### [HOW TO COMPLETE THIS TASK]
Which lines of the data below hold "main"? Copy each of them.

(DATA FOR THIS TASK)

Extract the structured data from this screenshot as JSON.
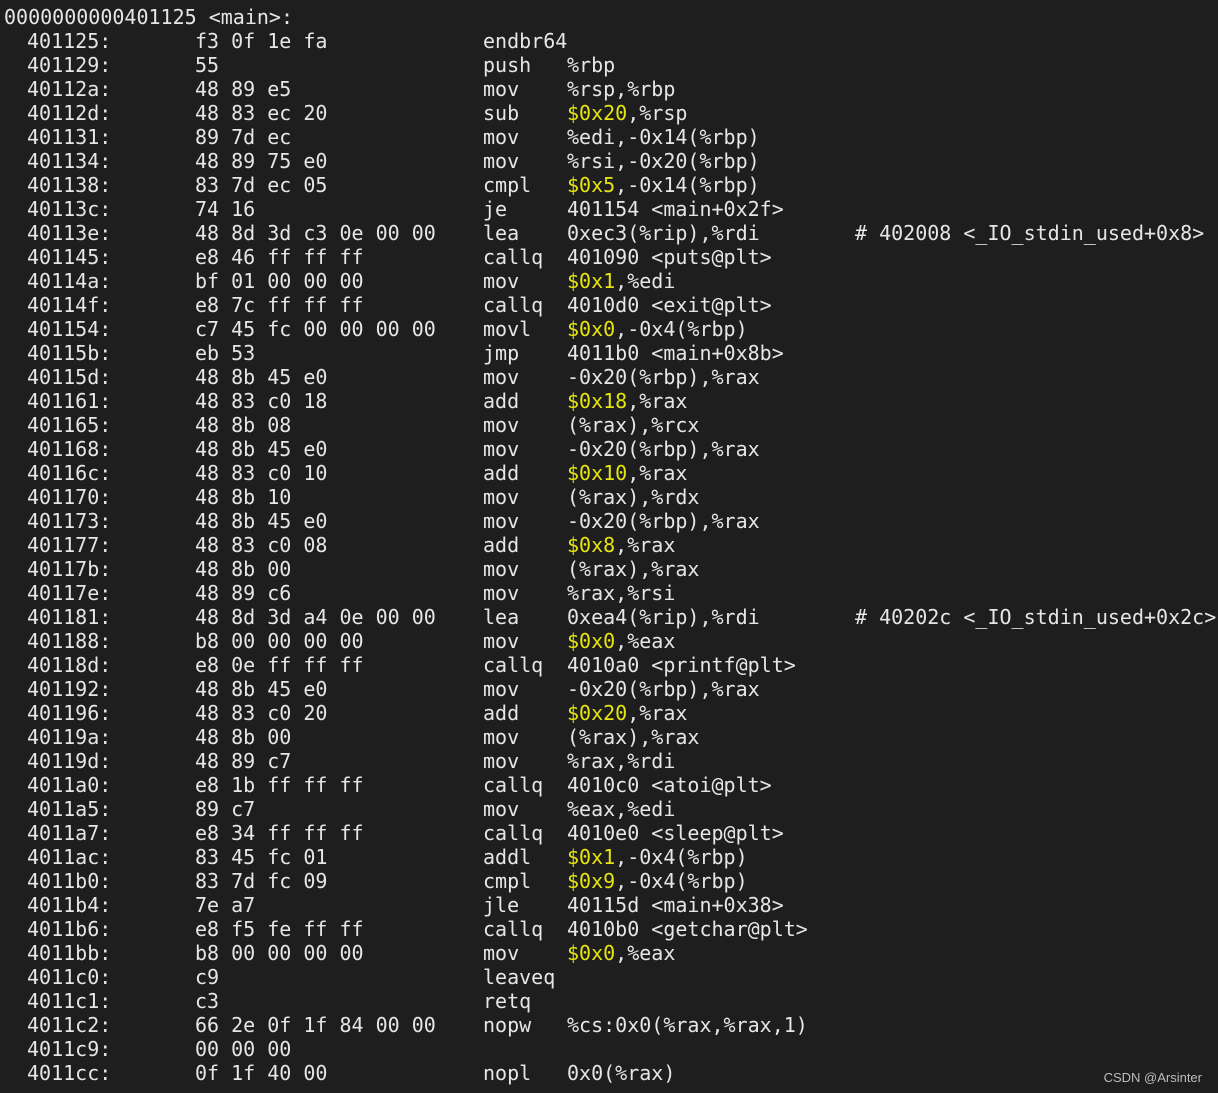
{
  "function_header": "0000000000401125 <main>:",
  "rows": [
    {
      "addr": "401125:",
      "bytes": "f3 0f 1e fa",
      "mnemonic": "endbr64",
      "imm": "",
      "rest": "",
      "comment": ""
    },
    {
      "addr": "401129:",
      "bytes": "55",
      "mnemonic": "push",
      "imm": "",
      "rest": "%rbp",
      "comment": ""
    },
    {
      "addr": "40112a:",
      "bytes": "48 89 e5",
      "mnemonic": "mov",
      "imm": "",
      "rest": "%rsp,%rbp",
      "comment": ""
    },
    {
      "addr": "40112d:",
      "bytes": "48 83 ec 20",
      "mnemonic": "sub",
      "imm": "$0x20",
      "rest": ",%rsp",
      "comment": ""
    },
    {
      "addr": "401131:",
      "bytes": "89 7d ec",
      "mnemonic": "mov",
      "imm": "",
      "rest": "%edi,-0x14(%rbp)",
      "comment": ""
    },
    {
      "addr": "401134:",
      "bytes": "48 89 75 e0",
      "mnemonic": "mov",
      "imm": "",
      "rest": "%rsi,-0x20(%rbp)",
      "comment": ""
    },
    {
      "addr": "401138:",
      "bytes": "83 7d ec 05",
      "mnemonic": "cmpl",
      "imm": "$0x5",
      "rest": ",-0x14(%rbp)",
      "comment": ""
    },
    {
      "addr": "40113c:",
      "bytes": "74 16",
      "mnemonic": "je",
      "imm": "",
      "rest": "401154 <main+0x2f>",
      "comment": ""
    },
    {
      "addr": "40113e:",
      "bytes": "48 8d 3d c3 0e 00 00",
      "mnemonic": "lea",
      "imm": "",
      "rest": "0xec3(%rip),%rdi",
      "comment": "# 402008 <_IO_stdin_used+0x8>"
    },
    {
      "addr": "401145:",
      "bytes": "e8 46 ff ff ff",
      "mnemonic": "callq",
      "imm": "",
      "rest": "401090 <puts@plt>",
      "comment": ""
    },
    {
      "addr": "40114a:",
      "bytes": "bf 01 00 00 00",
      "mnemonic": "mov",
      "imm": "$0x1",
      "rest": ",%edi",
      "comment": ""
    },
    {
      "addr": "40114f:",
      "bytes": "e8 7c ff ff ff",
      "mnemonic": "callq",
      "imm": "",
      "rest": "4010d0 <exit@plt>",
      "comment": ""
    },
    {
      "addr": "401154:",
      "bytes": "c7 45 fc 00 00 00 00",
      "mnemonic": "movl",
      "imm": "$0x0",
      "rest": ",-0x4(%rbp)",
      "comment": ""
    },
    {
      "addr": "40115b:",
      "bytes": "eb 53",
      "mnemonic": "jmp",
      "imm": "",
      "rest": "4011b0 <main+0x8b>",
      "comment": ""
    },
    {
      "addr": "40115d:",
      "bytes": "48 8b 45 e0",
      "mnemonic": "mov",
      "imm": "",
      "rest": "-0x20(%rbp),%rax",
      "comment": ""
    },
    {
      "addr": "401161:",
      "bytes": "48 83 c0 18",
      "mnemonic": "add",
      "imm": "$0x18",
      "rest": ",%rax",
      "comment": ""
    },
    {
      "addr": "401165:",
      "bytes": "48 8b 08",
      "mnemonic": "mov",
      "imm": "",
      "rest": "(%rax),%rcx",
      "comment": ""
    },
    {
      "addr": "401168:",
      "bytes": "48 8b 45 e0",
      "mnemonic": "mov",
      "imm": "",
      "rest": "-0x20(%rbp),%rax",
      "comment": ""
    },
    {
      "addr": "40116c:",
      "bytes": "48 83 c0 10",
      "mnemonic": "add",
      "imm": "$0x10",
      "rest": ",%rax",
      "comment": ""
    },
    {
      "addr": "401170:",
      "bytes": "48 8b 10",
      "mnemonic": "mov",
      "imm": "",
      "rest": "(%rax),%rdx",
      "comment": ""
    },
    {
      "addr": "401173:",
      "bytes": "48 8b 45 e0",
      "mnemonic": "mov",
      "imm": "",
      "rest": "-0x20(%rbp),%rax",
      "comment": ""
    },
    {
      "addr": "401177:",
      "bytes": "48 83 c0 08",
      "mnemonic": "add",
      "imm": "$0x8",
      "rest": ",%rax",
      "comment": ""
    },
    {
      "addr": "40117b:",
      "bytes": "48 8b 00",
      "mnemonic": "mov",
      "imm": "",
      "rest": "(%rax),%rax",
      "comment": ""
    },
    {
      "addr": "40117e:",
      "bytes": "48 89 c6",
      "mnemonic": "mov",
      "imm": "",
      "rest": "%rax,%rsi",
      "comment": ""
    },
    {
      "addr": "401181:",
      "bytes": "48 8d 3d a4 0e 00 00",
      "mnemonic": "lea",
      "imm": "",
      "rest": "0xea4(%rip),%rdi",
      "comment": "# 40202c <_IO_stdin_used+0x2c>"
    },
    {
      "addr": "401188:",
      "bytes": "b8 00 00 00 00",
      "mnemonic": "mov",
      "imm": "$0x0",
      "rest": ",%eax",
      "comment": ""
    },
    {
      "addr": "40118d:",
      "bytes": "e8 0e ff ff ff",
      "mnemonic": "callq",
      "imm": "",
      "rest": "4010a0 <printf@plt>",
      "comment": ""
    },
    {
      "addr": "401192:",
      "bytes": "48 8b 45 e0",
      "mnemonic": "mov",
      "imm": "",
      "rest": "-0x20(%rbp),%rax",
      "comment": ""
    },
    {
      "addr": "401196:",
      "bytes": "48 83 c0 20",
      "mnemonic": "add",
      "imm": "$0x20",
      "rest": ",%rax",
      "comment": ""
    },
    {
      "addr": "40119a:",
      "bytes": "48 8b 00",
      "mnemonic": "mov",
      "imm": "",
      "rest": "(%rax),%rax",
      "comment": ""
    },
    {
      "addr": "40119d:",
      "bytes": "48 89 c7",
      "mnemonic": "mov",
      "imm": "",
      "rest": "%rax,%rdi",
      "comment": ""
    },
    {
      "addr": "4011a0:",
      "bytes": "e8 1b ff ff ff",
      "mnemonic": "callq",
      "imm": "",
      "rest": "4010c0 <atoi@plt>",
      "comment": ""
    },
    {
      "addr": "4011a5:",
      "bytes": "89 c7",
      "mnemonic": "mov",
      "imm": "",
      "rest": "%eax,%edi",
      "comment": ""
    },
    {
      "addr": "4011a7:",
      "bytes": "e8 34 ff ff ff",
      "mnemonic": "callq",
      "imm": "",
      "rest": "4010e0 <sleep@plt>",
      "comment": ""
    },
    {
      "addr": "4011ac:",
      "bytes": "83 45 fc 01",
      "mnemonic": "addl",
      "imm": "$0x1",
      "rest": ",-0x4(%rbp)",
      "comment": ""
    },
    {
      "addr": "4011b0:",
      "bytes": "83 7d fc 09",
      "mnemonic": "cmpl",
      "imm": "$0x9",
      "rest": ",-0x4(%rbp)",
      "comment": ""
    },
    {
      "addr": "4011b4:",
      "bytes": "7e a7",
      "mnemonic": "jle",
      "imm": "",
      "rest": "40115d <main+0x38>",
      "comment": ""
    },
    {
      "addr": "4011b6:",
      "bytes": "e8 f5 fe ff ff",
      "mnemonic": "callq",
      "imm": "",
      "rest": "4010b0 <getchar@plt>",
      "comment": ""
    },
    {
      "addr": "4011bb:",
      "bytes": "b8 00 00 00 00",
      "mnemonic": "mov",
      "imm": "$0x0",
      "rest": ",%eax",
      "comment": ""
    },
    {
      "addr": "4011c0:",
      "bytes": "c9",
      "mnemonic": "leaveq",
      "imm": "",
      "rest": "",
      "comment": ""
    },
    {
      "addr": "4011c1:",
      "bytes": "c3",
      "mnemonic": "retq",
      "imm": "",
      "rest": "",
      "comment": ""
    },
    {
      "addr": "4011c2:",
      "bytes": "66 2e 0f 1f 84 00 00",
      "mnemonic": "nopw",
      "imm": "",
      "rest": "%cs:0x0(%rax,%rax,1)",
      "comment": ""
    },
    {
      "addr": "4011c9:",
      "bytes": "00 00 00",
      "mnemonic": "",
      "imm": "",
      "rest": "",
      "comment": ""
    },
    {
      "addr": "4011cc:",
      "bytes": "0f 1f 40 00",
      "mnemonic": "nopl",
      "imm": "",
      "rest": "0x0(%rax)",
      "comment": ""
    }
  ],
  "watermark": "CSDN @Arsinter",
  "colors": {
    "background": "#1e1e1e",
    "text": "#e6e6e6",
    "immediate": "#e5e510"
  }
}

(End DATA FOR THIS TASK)
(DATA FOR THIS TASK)

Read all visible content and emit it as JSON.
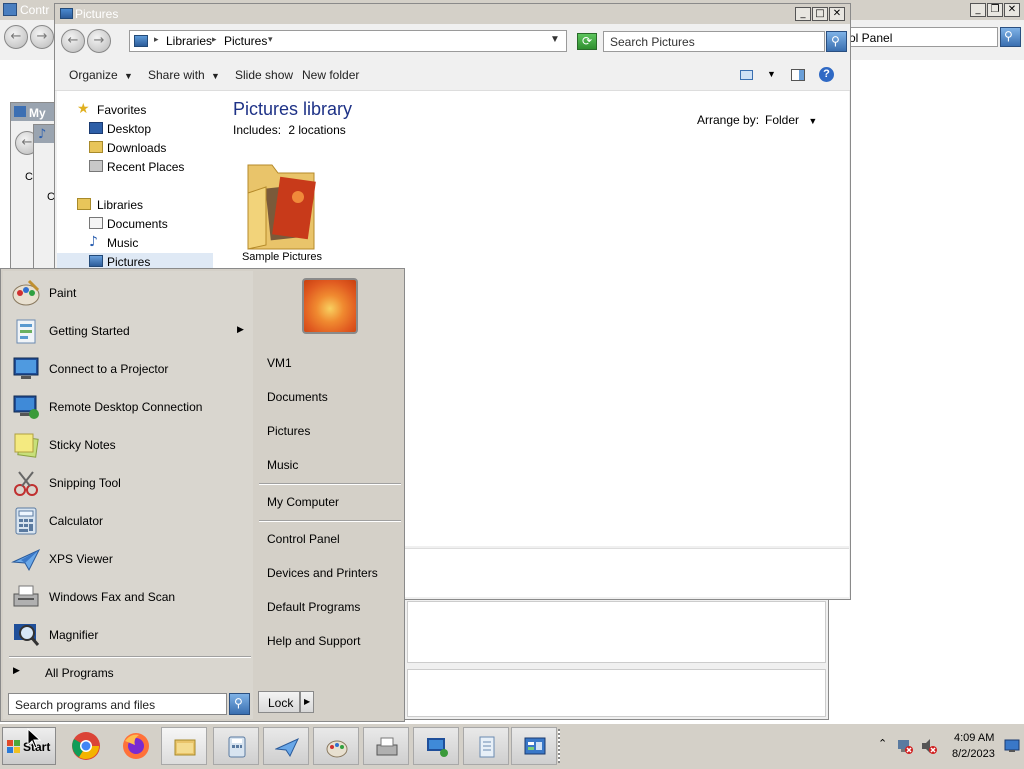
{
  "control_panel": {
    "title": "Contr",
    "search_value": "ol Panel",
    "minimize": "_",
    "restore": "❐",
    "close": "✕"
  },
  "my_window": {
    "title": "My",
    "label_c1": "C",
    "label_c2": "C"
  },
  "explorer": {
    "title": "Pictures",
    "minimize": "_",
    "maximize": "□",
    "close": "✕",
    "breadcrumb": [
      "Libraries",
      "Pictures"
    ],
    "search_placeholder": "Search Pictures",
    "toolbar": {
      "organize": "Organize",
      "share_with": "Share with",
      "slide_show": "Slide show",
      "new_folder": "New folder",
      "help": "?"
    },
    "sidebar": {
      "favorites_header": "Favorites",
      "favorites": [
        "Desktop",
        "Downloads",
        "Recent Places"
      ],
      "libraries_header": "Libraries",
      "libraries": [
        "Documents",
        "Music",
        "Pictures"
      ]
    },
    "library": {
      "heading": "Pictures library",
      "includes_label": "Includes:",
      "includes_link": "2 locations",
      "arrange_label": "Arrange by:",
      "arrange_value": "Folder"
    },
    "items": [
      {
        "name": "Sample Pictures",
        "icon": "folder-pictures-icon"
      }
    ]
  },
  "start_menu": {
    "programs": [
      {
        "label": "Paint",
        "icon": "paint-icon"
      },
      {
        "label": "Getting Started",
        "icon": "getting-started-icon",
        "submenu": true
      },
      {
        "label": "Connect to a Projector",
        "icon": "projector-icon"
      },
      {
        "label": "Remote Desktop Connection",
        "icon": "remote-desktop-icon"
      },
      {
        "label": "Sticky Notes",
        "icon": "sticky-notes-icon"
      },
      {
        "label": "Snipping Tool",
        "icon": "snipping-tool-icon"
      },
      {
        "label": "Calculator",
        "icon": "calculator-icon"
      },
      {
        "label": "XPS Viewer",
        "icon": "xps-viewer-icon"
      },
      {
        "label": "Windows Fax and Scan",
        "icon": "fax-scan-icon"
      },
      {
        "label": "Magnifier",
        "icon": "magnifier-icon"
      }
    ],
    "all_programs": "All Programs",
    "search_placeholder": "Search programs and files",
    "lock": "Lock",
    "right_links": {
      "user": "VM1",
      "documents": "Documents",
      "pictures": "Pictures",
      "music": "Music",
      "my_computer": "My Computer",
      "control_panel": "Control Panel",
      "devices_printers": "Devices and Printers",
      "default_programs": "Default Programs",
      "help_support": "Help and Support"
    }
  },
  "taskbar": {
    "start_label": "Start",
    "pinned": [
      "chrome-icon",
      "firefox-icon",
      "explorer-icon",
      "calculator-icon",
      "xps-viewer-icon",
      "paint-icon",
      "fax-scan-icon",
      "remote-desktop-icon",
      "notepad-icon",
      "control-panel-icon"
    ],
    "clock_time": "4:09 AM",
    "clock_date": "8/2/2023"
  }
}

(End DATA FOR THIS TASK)

### [RESPONSE FOR THIS EXERCISE]
  "function_header": "0000000000401125 <main>:",
      "rest": "401154 <main+0x2f>",
      "rest": "4011b0 <main+0x8b>",
      "rest": "40115d <main+0x38>",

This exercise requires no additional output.